■ **WORK ITEM**: Without altering a word, return the records below, but exclude the pictures.

■ **DATA FOR THIS TASK**:
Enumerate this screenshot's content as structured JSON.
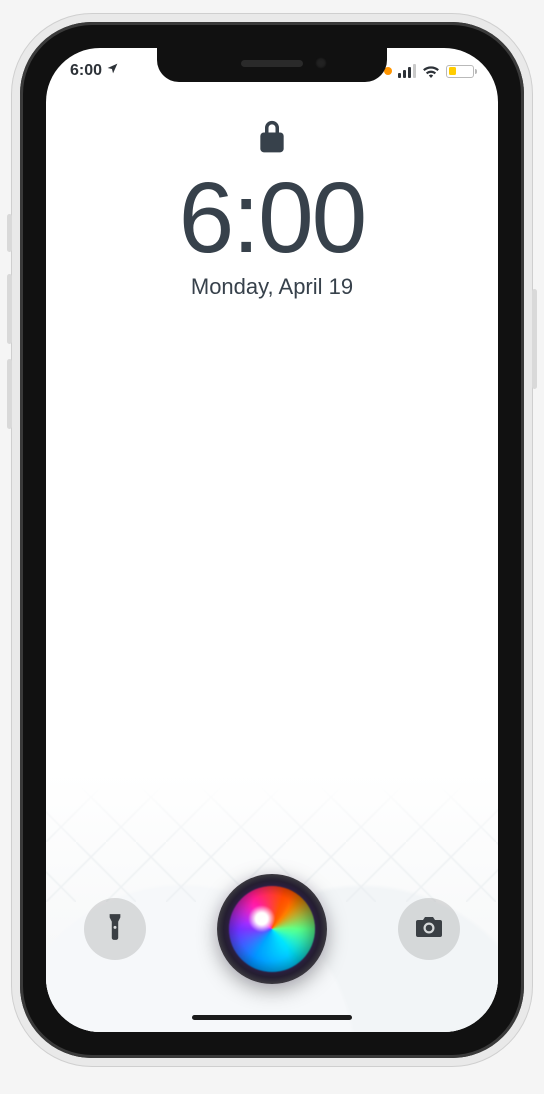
{
  "status": {
    "time": "6:00",
    "location_services": true,
    "privacy_dot": "orange",
    "signal_bars": 3,
    "wifi": true,
    "battery_low_power": true
  },
  "lock": {
    "locked": true,
    "time": "6:00",
    "date": "Monday, April 19"
  },
  "controls": {
    "flashlight_label": "Flashlight",
    "camera_label": "Camera",
    "siri_label": "Siri"
  }
}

■ **FINAL ANSWER**:
Enumerate this screenshot's content as structured JSON.
{
  "status": {
    "time": "6:00",
    "location_services": true,
    "privacy_dot": "orange",
    "signal_bars": 3,
    "wifi": true,
    "battery_low_power": true
  },
  "lock": {
    "locked": true,
    "time": "6:00",
    "date": "Monday, April 19"
  },
  "controls": {
    "flashlight_label": "Flashlight",
    "camera_label": "Camera",
    "siri_label": "Siri"
  }
}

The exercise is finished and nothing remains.